Size and quality of protected habitats insufficient for successful nature conservation

At the global level, the five main contributors to biodiversity loss are loss of habitat, eutrophication, the unsustainable use of natural resources, invasive species, and climate change. The last of these will become increasingly important in the future.

From an historical perspective, European habitat loss due to agriculture has been the main cause of the changes in biodiversity. For example, many forests and marshes have been converted into croplands and meadows. In the remaining more natural areas, biodiversity decline has mainly been caused by certain types of land use (forestry), and by the fragmentation and disturbance of nature. In addition, the biodiversity in areas of extensive agriculture is also decreasing, because of intensification in the more favourable agricultural locations and the abandonment of the less favourable locations.

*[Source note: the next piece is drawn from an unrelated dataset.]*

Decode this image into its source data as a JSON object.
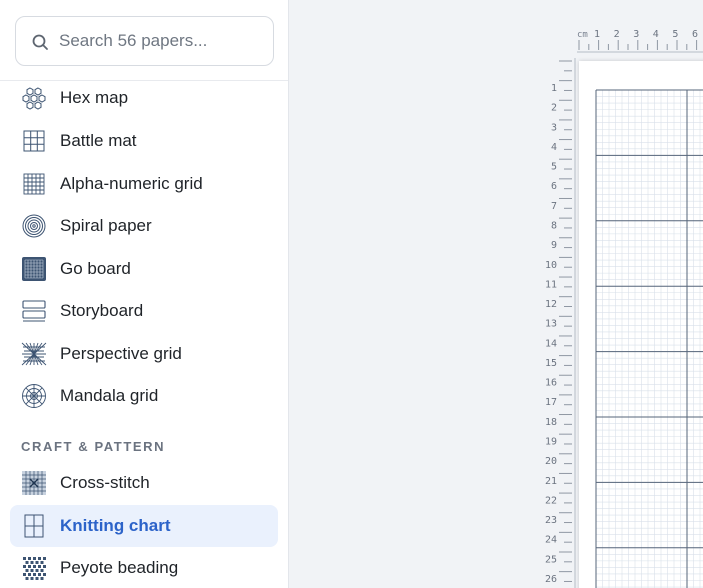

In the Netherlands, the processes of agricultural intensification and urbanisation largely took place in the 20th century. This resulted in a reduction in the size and quality of natural areas. And although, in recent decades, the acreage of nature has increased to some extent as a result of agricultural land being reconverted into nature areas, the quality of the remaining nature is still under pressure. The main problems with respect to this quality are eutrophication, overfertilisation, acidification, desiccation and fragmentation of the natural environment. Eutrophication, overfertilisation and acidification are caused by an oversupply of nutrients —such as nitrogen, phosphate, ammonia and sulphur dioxide— being deposited in natural areas. However, over the past decades, environmental pressure has been decreasing.

Environmental pressure is largely being caused by the production and consumption patterns of our society, both in the Netherlands and abroad. The amount of land that is currently needed for Dutch consumption is about three times the land surface of the Netherlands. This is known as the land footprint, which also has an impact on the biodiversity footprint.

5. What could policy do to conserve and develop nature?

Protect nature and address the causes of decline

Spatial protection measures can be taken to prevent building, logging and intensive fishing in nature reserves. Outside these reserves, changes in forestry and fishery, for example, could enable a more sustainable use of ecosystems. In addition, implementation of climate- and emission-related measures in agriculture, transport and industry are important for reducing the pressure on nature. Governments may also contribute to sustainable international supply chains in which the exploitation of ecosystems remains within sustainable limits, with the trade of certified products, in turn, encouraging sustainable production methods.

PBL formulated six suggestions for Dutch nature policy in its Nature Outlook 2010–2040:

  • Base nature policy on people’s motives;
  • Create a robust foundation of nature areas;
  • Anticipate changing desires in society;
  • Respond to changes in the use of the North Sea;
  • Take a strategic approach to European policy;
  • Make policy that is coherent.

Further information